Which brings us to the second hammer-blow. The Indian government also states that "an e-commerce entity should not permit more than 25% of the sales effected through its marketplace from one vendor or their group companies."
Will these outfits figure out other work-arounds to combat this restriction? Will the government police them strictly like it did in the Facebook Free Basics fracas? Only time will tell, but it's safe to say that it's a brave, new and infinitely challenging world for online retailers in India who were used to easy money and a forgiving business model.
Out of all of this, there is one winner: Snapdeal, which elected to go the true marketplace model route right from the beginning and consequently didn't attract the soaring valuation of its competitor Flipkart.
There are other positives: Finally, companies will be forced to do something that they were paying little attention to before -- product innovation.
Easy-money fueled 'deep discounts' will no longer be a way to attract customers. Instead, all of those 'old-school' metrics such as customer satisfaction, profitability, service, and efficiency will come into play, making the sector more streamlined. Meanwhile, other brands and players who were scared of competing in this e-commerce-on-steroids model can finally throw their hats into the ring. Also, offline retail which was hammered by their online peers will see some necessary life breathed into it, allowing it to compete more-or-less on equal terms with e-commerce.
How companies like Amazon and Flipkart manage to fulfill the new rules is questionable. Indeed, the government should be chided for not giving e-commerce companies some time to reconfigure themselves to play by the new rules. After all, previous governments including the current one have all turned a blind eye to the billions of foreign dollars pumped into e-commerce outfits that were clearly not playing by the somewhat hazy rules. As more time passed and more of these billions sluiced into India, there was clearly a tacit approval of what was transpiring despite the rules in place. Now, the government expects a crucial industry in its formative stages to instantly contort itself into a configuration that fits the new rules dreamed up the previous night. In the last few days Amazon has apparently tried to lobby the government to defer the implementation of the rules by six months, but to no avail.

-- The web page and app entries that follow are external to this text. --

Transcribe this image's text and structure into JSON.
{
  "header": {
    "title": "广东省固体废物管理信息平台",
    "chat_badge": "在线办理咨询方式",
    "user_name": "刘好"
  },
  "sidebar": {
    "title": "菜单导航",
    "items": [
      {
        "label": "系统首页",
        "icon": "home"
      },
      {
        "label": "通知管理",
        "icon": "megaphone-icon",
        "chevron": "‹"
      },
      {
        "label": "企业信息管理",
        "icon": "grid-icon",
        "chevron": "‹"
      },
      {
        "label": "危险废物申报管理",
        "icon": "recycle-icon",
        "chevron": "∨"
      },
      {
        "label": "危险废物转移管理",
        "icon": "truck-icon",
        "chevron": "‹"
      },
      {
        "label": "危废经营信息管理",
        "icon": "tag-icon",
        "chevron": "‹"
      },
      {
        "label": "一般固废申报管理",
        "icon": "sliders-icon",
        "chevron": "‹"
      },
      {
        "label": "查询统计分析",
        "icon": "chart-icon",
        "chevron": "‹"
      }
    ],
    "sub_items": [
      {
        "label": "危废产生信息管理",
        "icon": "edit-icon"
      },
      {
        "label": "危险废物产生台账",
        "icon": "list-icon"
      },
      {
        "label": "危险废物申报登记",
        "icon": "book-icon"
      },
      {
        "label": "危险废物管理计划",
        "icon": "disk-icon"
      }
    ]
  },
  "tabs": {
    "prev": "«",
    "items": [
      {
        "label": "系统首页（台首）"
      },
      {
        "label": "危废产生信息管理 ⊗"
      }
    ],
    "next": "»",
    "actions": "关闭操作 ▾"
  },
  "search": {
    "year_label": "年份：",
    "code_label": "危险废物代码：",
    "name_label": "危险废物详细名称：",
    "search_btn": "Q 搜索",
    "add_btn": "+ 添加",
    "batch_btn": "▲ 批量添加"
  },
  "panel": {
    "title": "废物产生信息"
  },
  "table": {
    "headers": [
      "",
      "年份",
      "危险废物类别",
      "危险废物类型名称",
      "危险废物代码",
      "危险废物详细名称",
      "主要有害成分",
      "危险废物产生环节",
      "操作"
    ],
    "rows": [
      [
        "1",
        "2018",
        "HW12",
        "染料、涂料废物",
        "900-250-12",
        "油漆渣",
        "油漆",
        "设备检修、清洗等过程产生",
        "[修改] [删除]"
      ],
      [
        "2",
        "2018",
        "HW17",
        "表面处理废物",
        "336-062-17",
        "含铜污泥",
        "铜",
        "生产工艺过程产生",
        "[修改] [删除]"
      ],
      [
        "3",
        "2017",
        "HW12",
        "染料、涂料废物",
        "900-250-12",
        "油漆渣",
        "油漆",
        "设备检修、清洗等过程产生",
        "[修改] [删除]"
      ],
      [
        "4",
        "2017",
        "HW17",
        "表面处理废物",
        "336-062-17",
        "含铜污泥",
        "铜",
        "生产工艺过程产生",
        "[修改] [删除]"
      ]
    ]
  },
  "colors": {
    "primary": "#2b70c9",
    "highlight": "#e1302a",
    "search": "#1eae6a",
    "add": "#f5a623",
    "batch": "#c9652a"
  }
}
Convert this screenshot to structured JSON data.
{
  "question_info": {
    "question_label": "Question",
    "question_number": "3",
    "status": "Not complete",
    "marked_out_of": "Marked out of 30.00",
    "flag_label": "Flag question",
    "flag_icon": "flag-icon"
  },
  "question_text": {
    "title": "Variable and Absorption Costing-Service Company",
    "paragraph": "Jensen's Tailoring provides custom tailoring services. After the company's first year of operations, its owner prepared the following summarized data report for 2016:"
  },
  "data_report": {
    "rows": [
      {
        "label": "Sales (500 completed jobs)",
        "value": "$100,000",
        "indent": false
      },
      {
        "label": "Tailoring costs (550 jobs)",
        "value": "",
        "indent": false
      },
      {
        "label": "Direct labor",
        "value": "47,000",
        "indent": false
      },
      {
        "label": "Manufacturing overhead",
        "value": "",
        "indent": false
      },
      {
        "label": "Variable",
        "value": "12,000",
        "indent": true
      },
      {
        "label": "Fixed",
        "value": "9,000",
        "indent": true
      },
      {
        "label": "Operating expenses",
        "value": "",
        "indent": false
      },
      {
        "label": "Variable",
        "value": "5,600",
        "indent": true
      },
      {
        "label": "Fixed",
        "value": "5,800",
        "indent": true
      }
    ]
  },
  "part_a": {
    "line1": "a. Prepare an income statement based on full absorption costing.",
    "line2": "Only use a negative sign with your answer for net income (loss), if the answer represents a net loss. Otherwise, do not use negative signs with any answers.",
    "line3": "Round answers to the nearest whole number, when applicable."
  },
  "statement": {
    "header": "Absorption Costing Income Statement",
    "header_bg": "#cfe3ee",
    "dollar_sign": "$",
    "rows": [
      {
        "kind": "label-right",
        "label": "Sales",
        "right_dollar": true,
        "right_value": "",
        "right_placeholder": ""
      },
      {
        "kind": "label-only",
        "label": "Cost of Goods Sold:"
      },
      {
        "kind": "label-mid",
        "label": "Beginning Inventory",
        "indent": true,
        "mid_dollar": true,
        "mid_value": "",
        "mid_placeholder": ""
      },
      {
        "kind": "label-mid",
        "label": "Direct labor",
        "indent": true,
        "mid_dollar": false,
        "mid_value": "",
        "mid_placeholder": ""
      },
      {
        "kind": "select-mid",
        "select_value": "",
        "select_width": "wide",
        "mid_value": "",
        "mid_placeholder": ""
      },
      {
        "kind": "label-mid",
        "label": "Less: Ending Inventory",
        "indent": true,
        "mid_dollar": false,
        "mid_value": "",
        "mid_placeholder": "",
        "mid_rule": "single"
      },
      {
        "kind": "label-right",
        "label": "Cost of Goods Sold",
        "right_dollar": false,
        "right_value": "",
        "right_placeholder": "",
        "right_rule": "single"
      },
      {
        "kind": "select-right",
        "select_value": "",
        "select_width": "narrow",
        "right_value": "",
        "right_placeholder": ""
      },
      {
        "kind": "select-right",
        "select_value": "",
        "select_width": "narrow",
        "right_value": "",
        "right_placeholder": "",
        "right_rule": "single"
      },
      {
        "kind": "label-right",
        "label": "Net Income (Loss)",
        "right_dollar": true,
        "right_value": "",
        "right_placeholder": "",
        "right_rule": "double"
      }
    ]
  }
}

As far as how much will actually change, no better words to lean on than those penned by entrepreneur Deorah in Mint: "On the face of it, the policy clarification legitimises what was already happening for several years. De jure just caught up with de facto and that is neither a no-change nor a big-change. I do think it is a step in the right direction. It simplifies the artificially complex structures of e-commerce companies, if only by a bit. It keeps the bureaucratic trouble makers away, if only by a bit. It simplifies business contracts between entities, if only by a bit. It levels the playing field for retailers, if only by a bit. It diffuses the potentially controversial political rhetoric, if only by a bit."
According to Deorah, the policy clarification was essentially necessary to retain investor confidence. Things will change but there will also be some fancy number crunching and re-structuring to adhere to the new rules, and inventory-led e-commerce will continue in some form.
My addendum: Yes, our governments have been daft, lazy and hypocritical. But Indian online retail got what was coming to it -- namely a swift kick in the pants. And India is better off for it.